Don’t know how much longer my old heart can keep going. You know what to do now?”

“Yes, Bess,” I nodded.

“Good. We’ll destroy this malignant threat together. We’ll force back this creeping threat.”

Together our fairy powers vanquished the darkness. The shadows shriveled and vanished with each burst of light. Glowing beacons of fairy light, we walked through the village, the forest, and field purifying the land. We found ourselves back by the river after we cleansed the shadows with fairy magic.

“We did it,” I laughed, exhausted but sensing somehow they were truly gone now. My body tingled with the use of magic and my senses burned with each sound, smell, and touch.

“I know, dear.” She took my hand, her eyes sad. “My old fairy touch was weak and I’m glad you were here to help, dear.
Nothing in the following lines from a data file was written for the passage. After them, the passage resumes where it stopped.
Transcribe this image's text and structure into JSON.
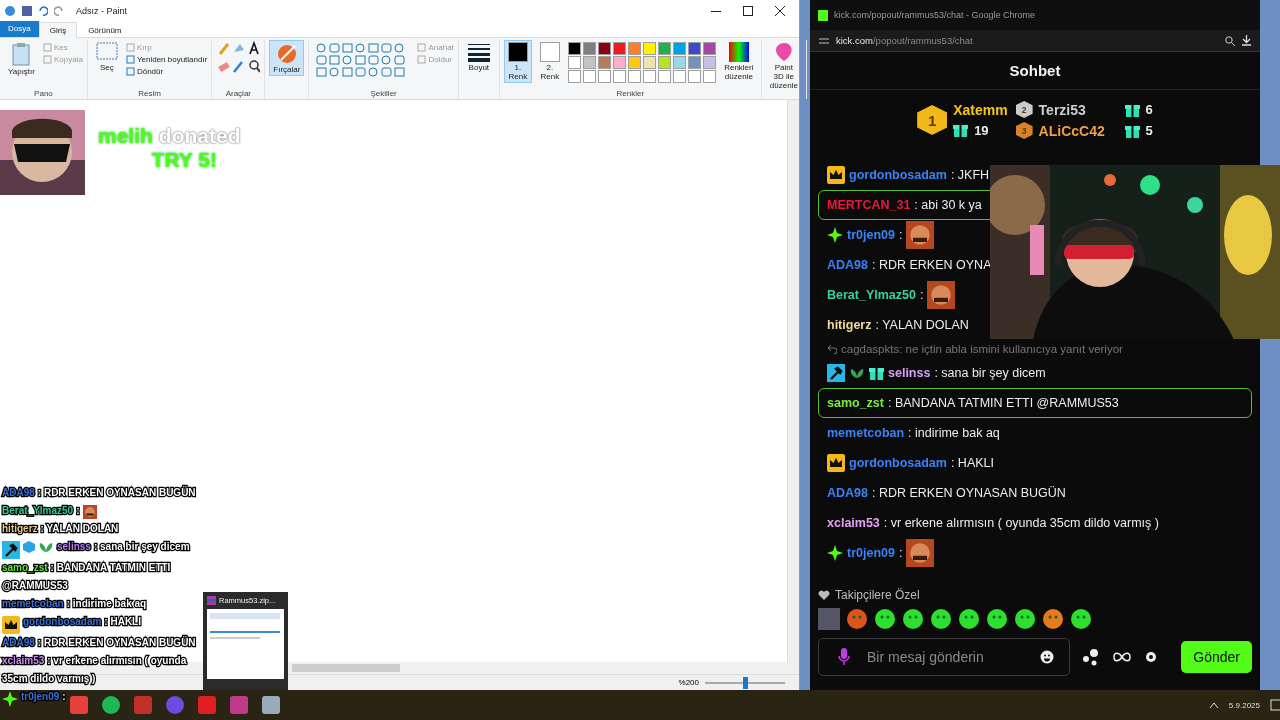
{
  "paint": {
    "title": "Adsız - Paint",
    "file_tab": "Dosya",
    "tabs": [
      {
        "label": "Giriş",
        "selected": true
      },
      {
        "label": "Görünüm",
        "selected": false
      }
    ],
    "groups": [
      {
        "kind": "clipboard",
        "label": "Pano",
        "paste": "Yapıştır",
        "actions": [
          {
            "label": "Kes",
            "disabled": true
          },
          {
            "label": "Kopyala",
            "disabled": true
          }
        ]
      },
      {
        "label": "Resim",
        "select": "Seç",
        "actions": [
          {
            "label": "Kırp",
            "disabled": true
          },
          {
            "label": "Yeniden boyutlandır",
            "disabled": false
          },
          {
            "label": "Döndür",
            "disabled": false
          }
        ]
      },
      {
        "kind": "tools",
        "label": "Araçlar"
      },
      {
        "kind": "brushes",
        "button": "Fırçalar",
        "selected": true
      },
      {
        "kind": "shapes",
        "label": "Şekiller",
        "actions": [
          {
            "label": "Anahat",
            "disabled": true
          },
          {
            "label": "Doldur",
            "disabled": true
          }
        ]
      },
      {
        "kind": "size",
        "button": "Boyut"
      },
      {
        "kind": "colors",
        "label": "Renkler",
        "slots": [
          {
            "label": "1. Renk",
            "selected": true,
            "color": "#000000"
          },
          {
            "label": "2. Renk",
            "selected": false,
            "color": "#ffffff"
          }
        ],
        "palette": [
          {
            "color": "#000000"
          },
          {
            "color": "#7f7f7f"
          },
          {
            "color": "#880015"
          },
          {
            "color": "#ed1c24"
          },
          {
            "color": "#ff7f27"
          },
          {
            "color": "#fff200"
          },
          {
            "color": "#22b14c"
          },
          {
            "color": "#00a2e8"
          },
          {
            "color": "#3f48cc"
          },
          {
            "color": "#a349a4"
          },
          {
            "color": "#ffffff"
          },
          {
            "color": "#c3c3c3"
          },
          {
            "color": "#b97a57"
          },
          {
            "color": "#ffaec9"
          },
          {
            "color": "#ffc90e"
          },
          {
            "color": "#efe4b0"
          },
          {
            "color": "#b5e61d"
          },
          {
            "color": "#99d9ea"
          },
          {
            "color": "#7092be"
          },
          {
            "color": "#c8bfe7"
          }
        ],
        "edit": "Renkleri düzenle"
      },
      {
        "kind": "paint3d",
        "button": "Paint 3D ile düzenle"
      }
    ],
    "zoom": "%200",
    "zoom_slider": {
      "level": 0.5
    }
  },
  "donation": {
    "donor": "melih",
    "verb": "donated",
    "amount": "TRY 5!"
  },
  "overlay_chat": [
    {
      "user": "ADA98",
      "color": "#3b6fd8",
      "text": ": RDR ERKEN OYNASAN BUGÜN"
    },
    {
      "user": "Berat_Ylmaz50",
      "color": "#2fcf9a",
      "text": ":",
      "emote": true
    },
    {
      "user": "hitigerz",
      "color": "#e8c98a",
      "text": ": YALAN DOLAN"
    },
    {
      "user": "selinss",
      "color": "#b77ef0",
      "text": ": sana bir şey dicem",
      "badges": [
        {
          "kind": "hammer"
        },
        {
          "kind": "cube"
        },
        {
          "kind": "sprout"
        }
      ]
    },
    {
      "user": "samo_zst",
      "color": "#5ee83a",
      "text": ": BANDANA TATMIN ETTI @RAMMUS53"
    },
    {
      "user": "memetcoban",
      "color": "#3b6fd8",
      "text": ": indirime bak aq"
    },
    {
      "user": "gordonbosadam",
      "color": "#3b6fd8",
      "text": ": HAKLI",
      "badges": [
        {
          "kind": "crown"
        }
      ]
    },
    {
      "user": "ADA98",
      "color": "#3b6fd8",
      "text": ": RDR ERKEN OYNASAN BUGÜN"
    },
    {
      "user": "xclaim53",
      "color": "#c78bf0",
      "text": ": vr erkene alırmısın ( oyunda 35cm dildo varmış )"
    },
    {
      "user": "tr0jen09",
      "color": "#3b6fd8",
      "text": ":",
      "badges": [
        {
          "kind": "sparkle"
        }
      ]
    }
  ],
  "thumbnail": {
    "title": "Rammus53.zip..."
  },
  "chrome": {
    "title": "kick.com/popout/rammus53/chat - Google Chrome",
    "url_host": "kick.com",
    "url_path": "/popout/rammus53/chat",
    "heading": "Sohbet",
    "leaders": [
      {
        "rank": "1",
        "name": "Xatemm",
        "count": "19"
      },
      {
        "rank": "2",
        "name": "Terzi53",
        "count": "6"
      },
      {
        "rank": "3",
        "name": "ALiCcC42",
        "count": "5"
      }
    ],
    "messages": [
      {
        "kind": "message",
        "user": "gordonbosadam",
        "color": "#3b82f6",
        "text": ": JKFH",
        "badges": [
          {
            "kind": "crown"
          }
        ],
        "highlighted": false
      },
      {
        "kind": "message",
        "user": "MERTCAN_31",
        "color": "#e8173c",
        "text": ": abi 30 k ya",
        "highlighted": true
      },
      {
        "kind": "message",
        "user": "tr0jen09",
        "color": "#3b82f6",
        "text": ":",
        "badges": [
          {
            "kind": "sparkle"
          }
        ],
        "emote": true,
        "highlighted": false
      },
      {
        "kind": "message",
        "user": "ADA98",
        "color": "#3b82f6",
        "text": ": RDR ERKEN OYNA",
        "highlighted": false
      },
      {
        "kind": "message",
        "user": "Berat_Ylmaz50",
        "color": "#34d399",
        "text": ":",
        "emote": true,
        "highlighted": false
      },
      {
        "kind": "message",
        "user": "hitigerz",
        "color": "#f3d89a",
        "text": ": YALAN DOLAN",
        "highlighted": false
      },
      {
        "kind": "reply",
        "user": "cagdaspkts",
        "text": ": ne içtin abla ismini kullanıcıya yanıt veriyor"
      },
      {
        "kind": "message",
        "user": "selinss",
        "color": "#d8a0f5",
        "text": ": sana bir şey dicem",
        "badges": [
          {
            "kind": "hammer"
          },
          {
            "kind": "sprout"
          },
          {
            "kind": "gift"
          }
        ],
        "highlighted": false
      },
      {
        "kind": "message",
        "user": "samo_zst",
        "color": "#7bea3b",
        "text": ": BANDANA TATMIN ETTI @RAMMUS53",
        "highlighted": true
      },
      {
        "kind": "message",
        "user": "memetcoban",
        "color": "#3b82f6",
        "text": ": indirime bak aq",
        "highlighted": false
      },
      {
        "kind": "message",
        "user": "gordonbosadam",
        "color": "#3b82f6",
        "text": ": HAKLI",
        "badges": [
          {
            "kind": "crown"
          }
        ],
        "highlighted": false
      },
      {
        "kind": "message",
        "user": "ADA98",
        "color": "#3b82f6",
        "text": ": RDR ERKEN OYNASAN BUGÜN",
        "highlighted": false
      },
      {
        "kind": "message",
        "user": "xclaim53",
        "color": "#e5a0f5",
        "text": ": vr erkene alırmısın ( oyunda 35cm dildo varmış )",
        "highlighted": false
      },
      {
        "kind": "message",
        "user": "tr0jen09",
        "color": "#3b82f6",
        "text": ":",
        "badges": [
          {
            "kind": "sparkle"
          }
        ],
        "emote": true,
        "highlighted": false
      }
    ],
    "followers_only": "Takipçilere Özel",
    "input": {
      "placeholder": "Bir mesaj gönderin"
    },
    "send": "Gönder"
  },
  "taskbar": {
    "date": "5.9.2025"
  }
}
We don’t hold on to magic forever. I will miss you when you go back, though I know she will be just like you.”

My stomach knotted with panic. “Go back? What do you mean? They left me here.”

“They will call you back home. They always do. Only the ones who were taken there know the truth but they will scarcely remember the fairy world. They know to fight the shadows when they come, as I did. I wish I could go back, but I am bound to my world as you are to yours, child.

They will come now. It’s time. I sense them calling. It’s almost dawn, child. Hurry and say your goodbyes before they call you.”

Panic welled inside me. “No! I won’t go. They can call me until the moon is blue but I won’t go!”

Returning to the fairy world was my dream since my first memory. Now I rejected it. I loved

Rylan. I could not leave now. I ran to the cottage, seeing my parents stirring from their fever, rescued by magic they did not know or understand. Rylan opened his eyes and grinned in his silly way. I fell to his side, crying as I kissed him. I held him close, feeling his heartbeat and warmth, committing the memory to my heart.

Then time stopped. No one moved and even the night moths were suspended on the air when they summoned me. The night air shimmered with fairy magic. Unwilling, I obeyed their call and left the cottage. I found myself beneath the silver moon in the forest. The fairy realm opened before me, its power shimmering like heaven. My old dream was a curse now. I cried in despair. There was no love for waiting for me there.

From the veil stepped a girl who looked just like me. The human Lily. She walked toward me. I touched my hand to hers, as I had as an infant and in that instant we exchanged our memories of all things since the day I came to this world. We parted and she passed me, walking to the small house where Rylan and my parents waited, miraculously recovering from their sickness.

Their enchantment pulled me through the veil against my will, taking me away from my parents. From old Bess. From my beloved Rylan. I wept with sorrow as the mist carried me to the Fairy Realm.

All Changelings are orphans. We are taken from our fairy home to a mortal world without magic. We are left in the place of the human children they take. We teach the humans who return how to defend it. There is a price for magic in the human world. Changelings pay the price.

I still wear her face, though it haunts me when I see my reflection. My changeling parents welcomed me home, but they are strangers and I have no love for them. I cling to my mortal memory. Love altered my changeling heart. I despair in this land of magic. I find no solace here. Sometimes, I glimpse Rylan through the mist. We live in the same world but divided, so he cannot see me. I wonder if he senses I watch him. Does he know she is not me? How can he love her? She is the changeling now.

I wait by the misty veil that separates our worlds. I wish my magic could reach him, so he could find me again.